_Task requirements_: All of the entries are to be restated word for word.

┌──

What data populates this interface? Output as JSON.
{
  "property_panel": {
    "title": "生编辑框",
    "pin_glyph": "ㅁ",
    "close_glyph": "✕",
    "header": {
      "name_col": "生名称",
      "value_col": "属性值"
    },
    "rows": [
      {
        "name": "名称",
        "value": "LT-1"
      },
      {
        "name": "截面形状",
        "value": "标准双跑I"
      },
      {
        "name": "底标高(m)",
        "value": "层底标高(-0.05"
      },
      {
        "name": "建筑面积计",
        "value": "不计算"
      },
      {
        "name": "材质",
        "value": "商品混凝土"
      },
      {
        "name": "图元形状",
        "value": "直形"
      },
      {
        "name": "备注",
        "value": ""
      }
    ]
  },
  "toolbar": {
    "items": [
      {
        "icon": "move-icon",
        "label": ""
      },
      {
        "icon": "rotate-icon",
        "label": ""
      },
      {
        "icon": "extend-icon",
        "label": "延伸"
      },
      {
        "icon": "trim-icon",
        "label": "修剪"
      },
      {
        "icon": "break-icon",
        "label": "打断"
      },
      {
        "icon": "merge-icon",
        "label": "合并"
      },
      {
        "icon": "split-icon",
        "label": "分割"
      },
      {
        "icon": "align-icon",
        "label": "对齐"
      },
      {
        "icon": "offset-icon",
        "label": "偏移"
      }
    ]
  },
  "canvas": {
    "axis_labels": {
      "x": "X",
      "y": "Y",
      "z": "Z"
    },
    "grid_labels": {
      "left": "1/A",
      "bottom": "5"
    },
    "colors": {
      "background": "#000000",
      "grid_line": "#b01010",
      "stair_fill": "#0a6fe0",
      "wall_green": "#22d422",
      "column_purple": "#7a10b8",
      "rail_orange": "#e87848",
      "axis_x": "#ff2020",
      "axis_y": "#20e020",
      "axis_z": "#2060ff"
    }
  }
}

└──

_Your solution_:
What data populates this interface? Output as JSON.
{
  "property_panel": {
    "title": "生编辑框",
    "pin_glyph": "ㅁ",
    "close_glyph": "✕",
    "header": {
      "name_col": "生名称",
      "value_col": "属性值"
    },
    "rows": [
      {
        "name": "名称",
        "value": "LT-1"
      },
      {
        "name": "截面形状",
        "value": "标准双跑I"
      },
      {
        "name": "底标高(m)",
        "value": "层底标高(-0.05"
      },
      {
        "name": "建筑面积计",
        "value": "不计算"
      },
      {
        "name": "材质",
        "value": "商品混凝土"
      },
      {
        "name": "图元形状",
        "value": "直形"
      },
      {
        "name": "备注",
        "value": ""
      }
    ]
  },
  "toolbar": {
    "items": [
      {
        "icon": "move-icon",
        "label": ""
      },
      {
        "icon": "rotate-icon",
        "label": ""
      },
      {
        "icon": "extend-icon",
        "label": "延伸"
      },
      {
        "icon": "trim-icon",
        "label": "修剪"
      },
      {
        "icon": "break-icon",
        "label": "打断"
      },
      {
        "icon": "merge-icon",
        "label": "合并"
      },
      {
        "icon": "split-icon",
        "label": "分割"
      },
      {
        "icon": "align-icon",
        "label": "对齐"
      },
      {
        "icon": "offset-icon",
        "label": "偏移"
      }
    ]
  },
  "canvas": {
    "axis_labels": {
      "x": "X",
      "y": "Y",
      "z": "Z"
    },
    "grid_labels": {
      "left": "1/A",
      "bottom": "5"
    },
    "colors": {
      "background": "#000000",
      "grid_line": "#b01010",
      "stair_fill": "#0a6fe0",
      "wall_green": "#22d422",
      "column_purple": "#7a10b8",
      "rail_orange": "#e87848",
      "axis_x": "#ff2020",
      "axis_y": "#20e020",
      "axis_z": "#2060ff"
    }
  }
}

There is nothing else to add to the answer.